**To do:**
The required result is an exact copy of the lines from the one containing "Enumerate this screenshot's" to the last line of the records, both ends included, without pictures.

START Dataset records

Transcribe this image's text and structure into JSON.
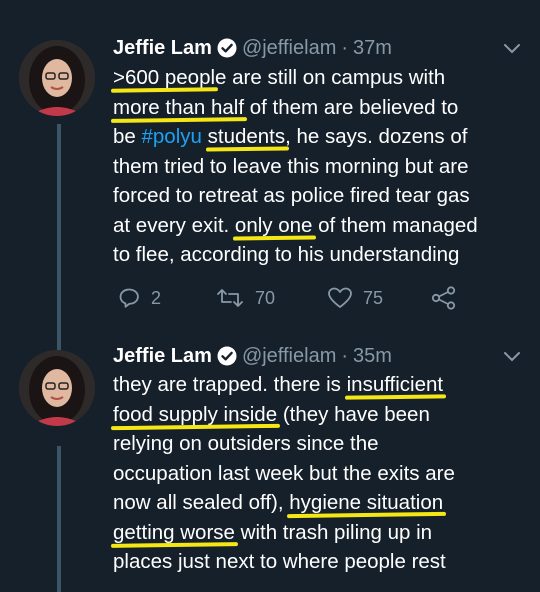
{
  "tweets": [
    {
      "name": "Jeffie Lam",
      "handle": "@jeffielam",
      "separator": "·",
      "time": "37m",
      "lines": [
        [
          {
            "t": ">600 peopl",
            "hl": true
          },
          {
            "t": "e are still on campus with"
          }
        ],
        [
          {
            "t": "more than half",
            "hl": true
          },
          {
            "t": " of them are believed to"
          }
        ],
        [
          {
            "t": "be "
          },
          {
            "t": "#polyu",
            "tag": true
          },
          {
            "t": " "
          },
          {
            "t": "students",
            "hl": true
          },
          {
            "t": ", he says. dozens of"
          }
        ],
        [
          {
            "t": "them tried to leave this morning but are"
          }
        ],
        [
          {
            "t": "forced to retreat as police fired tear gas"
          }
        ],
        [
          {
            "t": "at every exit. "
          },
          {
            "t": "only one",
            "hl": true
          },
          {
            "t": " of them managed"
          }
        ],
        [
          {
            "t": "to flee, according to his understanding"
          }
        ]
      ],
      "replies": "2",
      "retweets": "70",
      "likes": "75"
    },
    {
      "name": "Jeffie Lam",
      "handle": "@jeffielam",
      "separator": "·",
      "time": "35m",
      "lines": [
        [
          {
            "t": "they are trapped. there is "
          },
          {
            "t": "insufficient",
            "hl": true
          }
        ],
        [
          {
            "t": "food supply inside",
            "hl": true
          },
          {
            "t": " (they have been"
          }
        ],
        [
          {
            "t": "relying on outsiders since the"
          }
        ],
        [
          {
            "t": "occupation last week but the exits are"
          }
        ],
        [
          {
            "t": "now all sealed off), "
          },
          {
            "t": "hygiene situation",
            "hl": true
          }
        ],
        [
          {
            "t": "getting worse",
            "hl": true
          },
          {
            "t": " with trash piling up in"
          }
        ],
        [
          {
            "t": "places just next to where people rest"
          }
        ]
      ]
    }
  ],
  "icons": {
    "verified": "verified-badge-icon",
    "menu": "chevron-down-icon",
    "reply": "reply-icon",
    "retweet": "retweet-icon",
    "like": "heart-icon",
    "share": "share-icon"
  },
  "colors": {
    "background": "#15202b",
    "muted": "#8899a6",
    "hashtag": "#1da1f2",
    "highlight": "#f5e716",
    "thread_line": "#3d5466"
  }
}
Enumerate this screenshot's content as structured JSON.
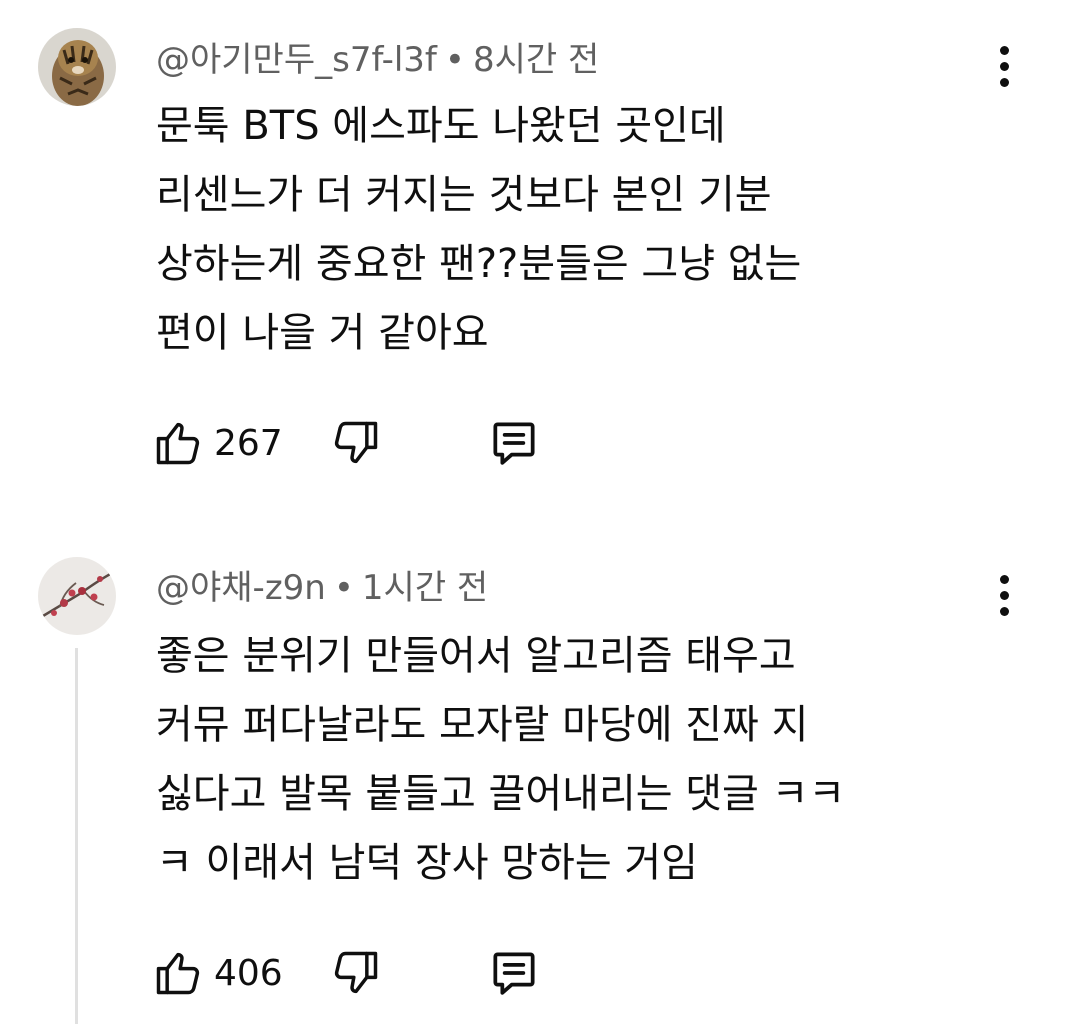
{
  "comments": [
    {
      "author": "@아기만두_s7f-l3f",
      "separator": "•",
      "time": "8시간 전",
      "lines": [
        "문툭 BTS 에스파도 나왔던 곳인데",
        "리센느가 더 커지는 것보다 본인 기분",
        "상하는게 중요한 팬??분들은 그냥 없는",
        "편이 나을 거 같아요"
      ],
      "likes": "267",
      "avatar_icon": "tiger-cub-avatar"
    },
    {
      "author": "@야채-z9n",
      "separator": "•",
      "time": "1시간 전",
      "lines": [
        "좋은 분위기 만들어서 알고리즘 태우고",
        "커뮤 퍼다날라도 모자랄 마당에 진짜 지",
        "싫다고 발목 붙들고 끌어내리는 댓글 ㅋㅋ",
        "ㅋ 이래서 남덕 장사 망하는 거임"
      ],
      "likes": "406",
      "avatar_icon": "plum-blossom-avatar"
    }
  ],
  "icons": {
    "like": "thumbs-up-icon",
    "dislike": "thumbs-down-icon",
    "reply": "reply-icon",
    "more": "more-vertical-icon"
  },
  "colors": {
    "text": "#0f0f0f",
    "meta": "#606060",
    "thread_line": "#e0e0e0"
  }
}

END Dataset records

**Expected answer:**
Enumerate this screenshot's content as structured JSON.
{
  "comments": [
    {
      "author": "@아기만두_s7f-l3f",
      "separator": "•",
      "time": "8시간 전",
      "lines": [
        "문툭 BTS 에스파도 나왔던 곳인데",
        "리센느가 더 커지는 것보다 본인 기분",
        "상하는게 중요한 팬??분들은 그냥 없는",
        "편이 나을 거 같아요"
      ],
      "likes": "267",
      "avatar_icon": "tiger-cub-avatar"
    },
    {
      "author": "@야채-z9n",
      "separator": "•",
      "time": "1시간 전",
      "lines": [
        "좋은 분위기 만들어서 알고리즘 태우고",
        "커뮤 퍼다날라도 모자랄 마당에 진짜 지",
        "싫다고 발목 붙들고 끌어내리는 댓글 ㅋㅋ",
        "ㅋ 이래서 남덕 장사 망하는 거임"
      ],
      "likes": "406",
      "avatar_icon": "plum-blossom-avatar"
    }
  ],
  "icons": {
    "like": "thumbs-up-icon",
    "dislike": "thumbs-down-icon",
    "reply": "reply-icon",
    "more": "more-vertical-icon"
  },
  "colors": {
    "text": "#0f0f0f",
    "meta": "#606060",
    "thread_line": "#e0e0e0"
  }
}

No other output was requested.